Currently now open for hawkwatching are also Rockfish Gap (Waynesboro, VA), Bake Oven Knob (Germansville, PA), Wildcat Ridge (Hibernia, NJ), Chestnut Ridge (Bedford, NY) and Hawk Ridge (Duluth, MN). Stay tuned! Those hawkwatching floodgates will open wide on September 1!

Thursday, August 12, 2010

"You Might Be Getting Excited About Migration, But Not Me!"

You might be getting excited about migration, but not me” might well express the sentiments of a pair of Red-tailed Hawks that I have been observing closely this year. For the past few years I have been following several pairs of Red-tailed Hawks breeding in the close suburbs of Boston.

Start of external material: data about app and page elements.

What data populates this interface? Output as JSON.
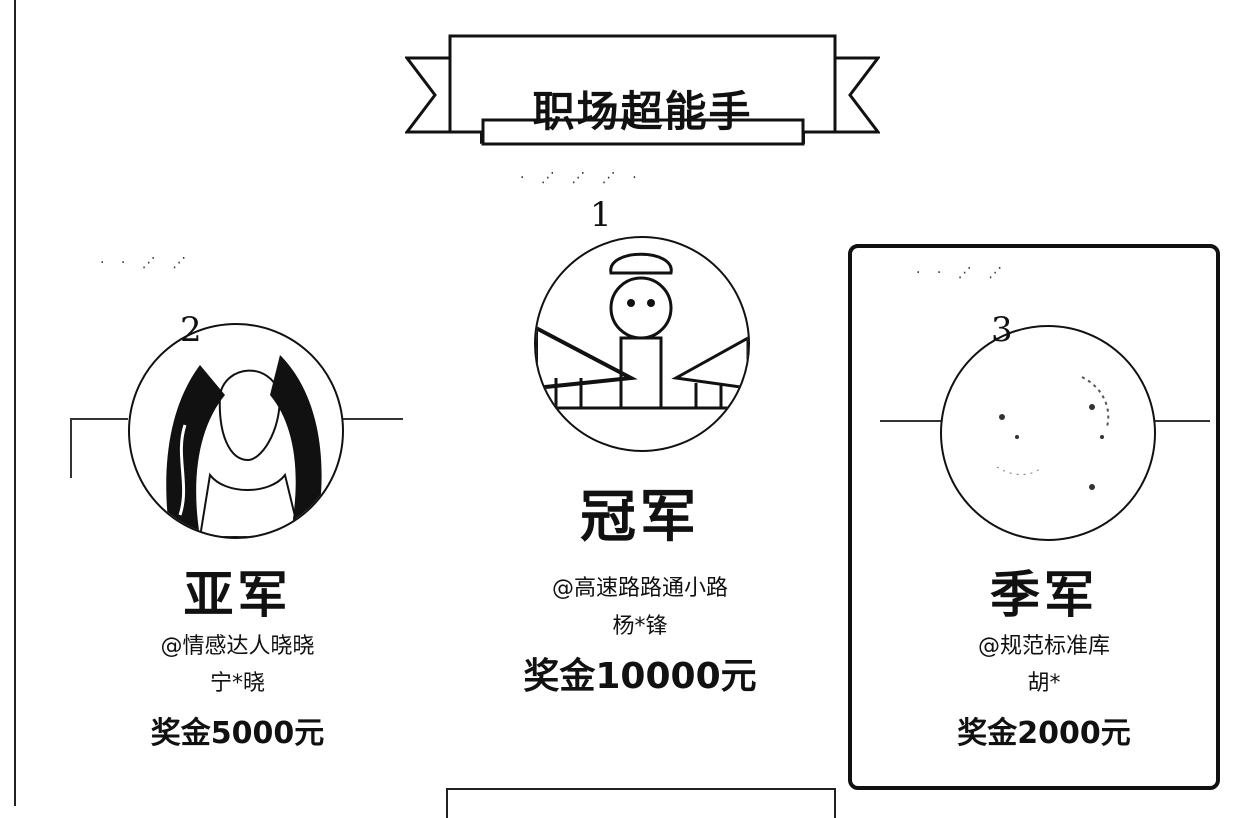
{
  "banner": {
    "title": "职场超能手"
  },
  "podium": {
    "first": {
      "rank": "1",
      "title": "冠军",
      "handle": "@高速路路通小路",
      "winner": "杨*锋",
      "prize": "奖金10000元",
      "avatar": "avatar-cartoon-chef"
    },
    "second": {
      "rank": "2",
      "title": "亚军",
      "handle": "@情感达人晓晓",
      "winner": "宁*晓",
      "prize": "奖金5000元",
      "avatar": "avatar-woman-curly-hair"
    },
    "third": {
      "rank": "3",
      "title": "季军",
      "handle": "@规范标准库",
      "winner": "胡*",
      "prize": "奖金2000元",
      "avatar": "avatar-faint-portrait"
    }
  },
  "colors": {
    "ink": "#111111",
    "background": "#ffffff"
  }
}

One pair has been followed year round, as this pair does not migrate. This March I started following another pair nesting on an exposed ledge in a suburban strip mall, and have been observing them and their fledged young very closely.

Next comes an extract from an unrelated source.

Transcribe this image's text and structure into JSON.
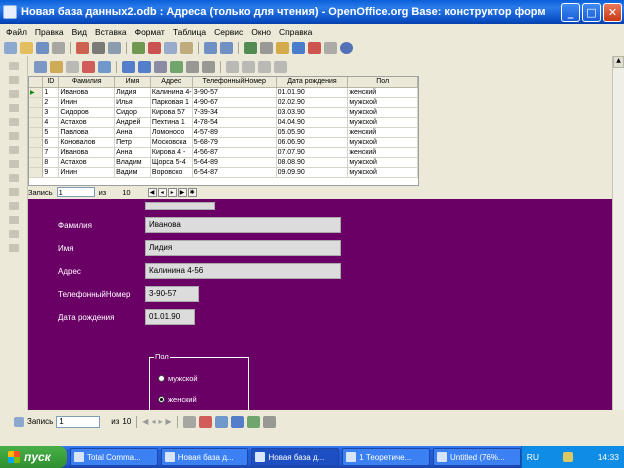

In late July I was surprised when early one morning we saw the adult male, known as Buzz, break off several tree branches and carry them to a large nest that the pair might have used in 2009, or rebuilt but did not use in 2010. (Data suggests the nest that they might have used in 2009 blew down in October of that year, but a completed nest was discovered in the same tree this March.) Buzz, the adult male, broke off at least three branches and carried them to the nest where they were worked into the foundation by his mate, Ruby. This was unexpected, and I haven’t found any references in the general literature to Red-tails refurbishing or maintaining empty, unused nests in July.

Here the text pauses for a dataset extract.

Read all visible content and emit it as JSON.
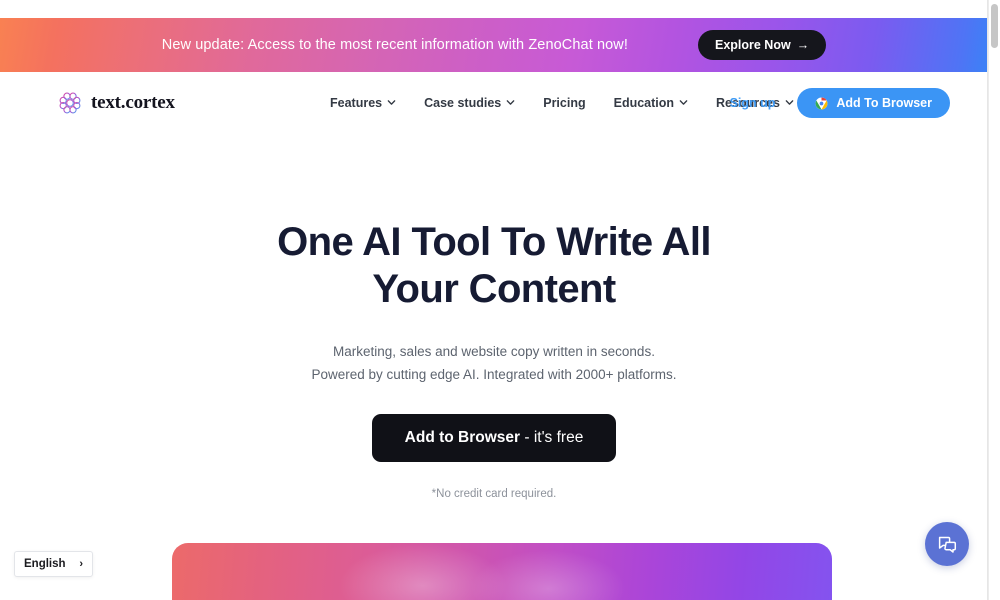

This behavior was reconfirmed a week later when we spotted Buzz breaking off branches and carrying them to the nest where they had raised three young this year. No one in a rather large corps of observers had seen either of the adults back in the nest since the last chick fledged in early June, but Buzz carried several green, leafy branches into the nest and did some point work on the entire nest. He did this under the watchful eye of an unidentified hawk that was occupying a “pillar perch” high on an apartment building overlooking all the territory that Buzz and Ruby had worked this year. Then Buzz and Ruby sat up on the end of the building, facing the unknown Red-tail for about an hour.

Later that same morning we saw both adults break off twigs and carry them into the top of a thick white pine tree, where their behavior suggests they had another, previously known, nest. That would mean they had been working on at least three, possibly four different nests in the month of July, little more than six weeks after their last chick had fledged.

Have readers observed or read about similar behavior in other Red-tailed Hawks? My expectation is that with a very dense population of breeding Red-tails in suburban Boston, this pair will probably not migrate, preferring to stay near their nests all year long. It looks like I will be much more interested in hawk migration this year than they will be.

Tuesday, August 3, 2010

Fall 2010 Hawkwatching Officially Begins

Fall Hawkwatching season is now officially open!

Three hawkwatches opened for the new migration season on August 1, all three in Pennsylvania. Waggoner’s Gap near Carlisle, Second Mountain near Ft. Indiantown Gap and Chester County hawkwatch (Chambers Lake at Hibernia Park) all were open for business this past Sunday.

To perhaps no one’s surprise, early season hawkwatching is not known for its high level of activity. Waggoner’s Gap saw a single American Kestrel, Chester County saw a Bald Eagle and an Osprey, and Second Mountain posted no migrating raptors seen in 4 hours on the lookout but did find a handful on non-migrating vultures. Given the southerly winds, rain, fog and haze, the results are not unexpected.

Still, it’s the start of the new season. Another handful of watches will put binoculars in the sky around August 15, and by September 1 most sites will be at full speed again. What will this new migration season bring? Great numbers? Disappointing results? More American Kestrels, perhaps?

Stay tuned to Hawk Migration Notes for regular updates on how the season is progressing. Who had a big day?  Where was that rare raptor seen?  We'll provide regular highlights of the season as it is occurring.  Until September, highlights will be posted weekly, unless something really exciting happens.  Starting in September, the highlights will become more frequent, as will, we hope, the hawks.